Each week, Weekend Edition Sunday host Rachel Martin brings listeners an unexpected side of the news by talking with someone personally affected by the stories making headlines.
Rachel Garlinghouse and her husband, Steve are both white, and they've adopted three kids — two girls and a boy — who are African-American. "We get double takes everywhere we go," Garlinghouse tells NPR's Rachel Martin. "You have to look at discrimination in a whole new way" as a transracial family.
The complicated and emotional case of a Native American girl who was adopted by a couple in South Carolina but has been living for more than 18 months with her biological father in Oklahoma has taken another turn.
The complex and interconnected topics of adoption, race, and culture will form the backbone of a new online magazine that is starting this week. Gazillion Voices was begun with those goals in mind, says Kevin Vollmers, who created the magazine as an extension of his blog, Land of Gazillion Adoptees.
Take the usual agony of an adoption dispute. Add in the disgraceful U.S. history of ripping Indian children from their Native American families. Mix in a dose of initial fatherly abandonment. And there you have it — a poisonous and painful legal cocktail that goes before the U.S. Supreme Court on Tuesday.
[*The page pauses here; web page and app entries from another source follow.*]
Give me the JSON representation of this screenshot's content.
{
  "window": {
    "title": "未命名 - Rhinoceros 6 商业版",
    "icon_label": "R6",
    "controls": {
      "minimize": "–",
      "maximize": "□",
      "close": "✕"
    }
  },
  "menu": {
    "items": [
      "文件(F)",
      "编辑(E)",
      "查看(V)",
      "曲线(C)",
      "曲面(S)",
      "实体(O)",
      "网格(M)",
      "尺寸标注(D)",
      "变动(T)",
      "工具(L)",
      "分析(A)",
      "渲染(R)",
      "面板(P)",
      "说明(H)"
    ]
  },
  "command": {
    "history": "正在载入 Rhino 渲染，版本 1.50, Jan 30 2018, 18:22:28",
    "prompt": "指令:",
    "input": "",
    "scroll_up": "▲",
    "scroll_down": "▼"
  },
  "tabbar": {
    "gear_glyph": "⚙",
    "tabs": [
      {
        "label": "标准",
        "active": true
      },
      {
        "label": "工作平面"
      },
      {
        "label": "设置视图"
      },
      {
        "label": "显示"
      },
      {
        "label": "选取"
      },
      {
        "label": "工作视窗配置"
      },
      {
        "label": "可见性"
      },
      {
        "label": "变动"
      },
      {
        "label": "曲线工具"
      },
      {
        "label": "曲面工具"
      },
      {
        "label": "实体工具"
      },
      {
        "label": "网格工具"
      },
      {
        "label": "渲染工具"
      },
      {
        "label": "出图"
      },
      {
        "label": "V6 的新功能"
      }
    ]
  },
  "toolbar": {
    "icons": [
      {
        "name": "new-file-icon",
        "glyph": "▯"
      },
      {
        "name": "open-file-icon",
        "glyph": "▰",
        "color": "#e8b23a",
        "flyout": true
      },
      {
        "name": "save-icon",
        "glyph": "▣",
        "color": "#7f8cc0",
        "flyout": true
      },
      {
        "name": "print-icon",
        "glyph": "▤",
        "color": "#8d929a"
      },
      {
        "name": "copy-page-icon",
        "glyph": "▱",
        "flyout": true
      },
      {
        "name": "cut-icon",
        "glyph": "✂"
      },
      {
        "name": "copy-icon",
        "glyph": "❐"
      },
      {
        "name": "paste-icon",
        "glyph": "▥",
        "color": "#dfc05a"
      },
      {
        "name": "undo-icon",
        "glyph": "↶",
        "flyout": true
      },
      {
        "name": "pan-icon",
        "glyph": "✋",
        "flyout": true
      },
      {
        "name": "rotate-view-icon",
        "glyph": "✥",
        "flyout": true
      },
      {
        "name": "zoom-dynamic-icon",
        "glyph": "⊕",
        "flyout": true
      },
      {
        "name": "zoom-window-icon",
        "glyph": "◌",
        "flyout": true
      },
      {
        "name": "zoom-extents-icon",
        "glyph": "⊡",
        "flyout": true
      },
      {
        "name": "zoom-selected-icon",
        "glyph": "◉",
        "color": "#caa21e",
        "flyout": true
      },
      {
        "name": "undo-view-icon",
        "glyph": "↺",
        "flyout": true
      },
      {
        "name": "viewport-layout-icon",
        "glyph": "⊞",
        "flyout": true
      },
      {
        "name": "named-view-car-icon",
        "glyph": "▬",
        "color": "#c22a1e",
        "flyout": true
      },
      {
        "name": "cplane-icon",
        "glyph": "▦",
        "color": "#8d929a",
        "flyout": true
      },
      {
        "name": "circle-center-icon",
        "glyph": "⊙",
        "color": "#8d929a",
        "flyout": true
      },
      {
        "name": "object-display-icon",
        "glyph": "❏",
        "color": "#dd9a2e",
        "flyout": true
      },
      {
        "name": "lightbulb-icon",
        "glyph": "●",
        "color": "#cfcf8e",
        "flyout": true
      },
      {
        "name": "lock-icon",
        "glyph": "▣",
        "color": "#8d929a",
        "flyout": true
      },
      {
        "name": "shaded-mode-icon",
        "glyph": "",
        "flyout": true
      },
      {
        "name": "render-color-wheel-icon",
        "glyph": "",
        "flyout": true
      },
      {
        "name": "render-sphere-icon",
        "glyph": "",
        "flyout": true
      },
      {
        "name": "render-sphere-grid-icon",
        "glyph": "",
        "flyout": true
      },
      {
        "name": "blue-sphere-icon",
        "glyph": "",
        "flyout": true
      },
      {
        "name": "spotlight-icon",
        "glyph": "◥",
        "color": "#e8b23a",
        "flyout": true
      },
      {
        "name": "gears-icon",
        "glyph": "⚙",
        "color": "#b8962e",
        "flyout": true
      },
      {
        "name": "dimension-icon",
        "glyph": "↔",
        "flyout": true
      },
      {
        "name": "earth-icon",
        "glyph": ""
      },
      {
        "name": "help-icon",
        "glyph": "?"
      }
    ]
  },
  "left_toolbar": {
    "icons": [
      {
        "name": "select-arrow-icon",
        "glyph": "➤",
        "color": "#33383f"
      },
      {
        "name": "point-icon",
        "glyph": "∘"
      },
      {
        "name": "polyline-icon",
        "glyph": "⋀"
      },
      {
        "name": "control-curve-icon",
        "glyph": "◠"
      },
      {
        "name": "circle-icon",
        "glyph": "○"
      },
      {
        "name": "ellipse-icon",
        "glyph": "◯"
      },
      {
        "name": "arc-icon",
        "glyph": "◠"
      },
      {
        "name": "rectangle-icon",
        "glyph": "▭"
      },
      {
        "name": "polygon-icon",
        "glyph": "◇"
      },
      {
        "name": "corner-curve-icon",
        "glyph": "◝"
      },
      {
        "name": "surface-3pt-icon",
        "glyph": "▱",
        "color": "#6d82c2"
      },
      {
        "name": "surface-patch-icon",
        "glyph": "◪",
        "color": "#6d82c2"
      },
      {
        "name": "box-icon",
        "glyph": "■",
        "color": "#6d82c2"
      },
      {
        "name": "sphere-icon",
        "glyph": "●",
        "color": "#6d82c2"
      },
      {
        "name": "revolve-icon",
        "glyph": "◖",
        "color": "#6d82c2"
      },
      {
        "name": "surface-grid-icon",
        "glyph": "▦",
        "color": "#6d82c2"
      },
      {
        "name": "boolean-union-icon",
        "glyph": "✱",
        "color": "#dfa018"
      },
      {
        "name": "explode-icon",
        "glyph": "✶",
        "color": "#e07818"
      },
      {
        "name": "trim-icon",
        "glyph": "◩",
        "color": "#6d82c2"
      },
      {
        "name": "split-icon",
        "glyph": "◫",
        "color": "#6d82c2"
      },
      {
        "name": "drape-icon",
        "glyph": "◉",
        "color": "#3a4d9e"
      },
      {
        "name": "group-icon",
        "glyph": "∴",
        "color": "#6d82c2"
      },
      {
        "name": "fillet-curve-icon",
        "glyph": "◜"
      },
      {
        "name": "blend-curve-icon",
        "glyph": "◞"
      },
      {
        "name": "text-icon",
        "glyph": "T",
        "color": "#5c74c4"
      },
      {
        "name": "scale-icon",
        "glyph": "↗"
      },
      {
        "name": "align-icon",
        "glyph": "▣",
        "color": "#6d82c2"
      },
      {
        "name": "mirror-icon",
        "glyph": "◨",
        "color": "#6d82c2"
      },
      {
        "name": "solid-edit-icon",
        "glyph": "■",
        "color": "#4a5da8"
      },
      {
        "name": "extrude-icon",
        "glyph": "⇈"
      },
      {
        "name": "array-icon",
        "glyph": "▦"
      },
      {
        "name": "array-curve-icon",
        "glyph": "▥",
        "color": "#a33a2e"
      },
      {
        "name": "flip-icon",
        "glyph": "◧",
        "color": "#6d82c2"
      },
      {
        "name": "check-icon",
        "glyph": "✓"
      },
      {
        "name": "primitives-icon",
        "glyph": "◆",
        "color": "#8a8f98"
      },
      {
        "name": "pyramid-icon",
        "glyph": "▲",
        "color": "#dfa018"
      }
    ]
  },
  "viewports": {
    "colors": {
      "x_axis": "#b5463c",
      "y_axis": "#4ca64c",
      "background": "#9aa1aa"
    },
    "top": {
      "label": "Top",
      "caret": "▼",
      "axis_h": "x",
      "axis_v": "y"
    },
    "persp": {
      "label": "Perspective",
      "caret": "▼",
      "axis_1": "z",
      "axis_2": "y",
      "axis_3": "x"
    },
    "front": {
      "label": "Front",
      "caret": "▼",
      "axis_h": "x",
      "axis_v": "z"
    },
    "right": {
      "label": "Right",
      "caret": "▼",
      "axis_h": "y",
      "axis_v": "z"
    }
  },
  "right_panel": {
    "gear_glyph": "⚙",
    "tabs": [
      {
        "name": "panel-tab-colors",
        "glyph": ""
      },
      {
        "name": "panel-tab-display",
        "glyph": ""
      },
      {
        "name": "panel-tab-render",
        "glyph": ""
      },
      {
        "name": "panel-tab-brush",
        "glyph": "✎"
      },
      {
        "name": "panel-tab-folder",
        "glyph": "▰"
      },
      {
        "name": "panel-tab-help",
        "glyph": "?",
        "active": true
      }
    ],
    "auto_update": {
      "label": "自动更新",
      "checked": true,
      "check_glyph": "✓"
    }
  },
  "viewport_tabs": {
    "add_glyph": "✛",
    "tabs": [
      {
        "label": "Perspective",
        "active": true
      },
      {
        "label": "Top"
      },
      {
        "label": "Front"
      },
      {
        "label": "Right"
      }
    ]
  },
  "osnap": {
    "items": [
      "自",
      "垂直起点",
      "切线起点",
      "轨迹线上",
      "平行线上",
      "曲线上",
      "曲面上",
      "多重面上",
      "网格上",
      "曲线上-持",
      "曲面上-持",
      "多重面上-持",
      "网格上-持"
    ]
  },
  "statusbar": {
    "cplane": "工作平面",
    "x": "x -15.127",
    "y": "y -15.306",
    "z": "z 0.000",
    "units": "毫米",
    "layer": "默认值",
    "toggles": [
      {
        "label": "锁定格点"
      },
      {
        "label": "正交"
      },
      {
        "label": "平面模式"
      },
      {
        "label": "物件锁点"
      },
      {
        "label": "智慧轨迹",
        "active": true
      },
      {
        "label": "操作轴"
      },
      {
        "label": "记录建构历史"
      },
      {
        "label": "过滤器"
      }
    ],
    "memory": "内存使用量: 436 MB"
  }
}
At issue is the reach of the Indian Child Welfare Act, known as ICWA. The law was enacted in 1978 to protect Native American tribes from having their children almost literally stolen away and given to non-Indian adoptive or foster parents.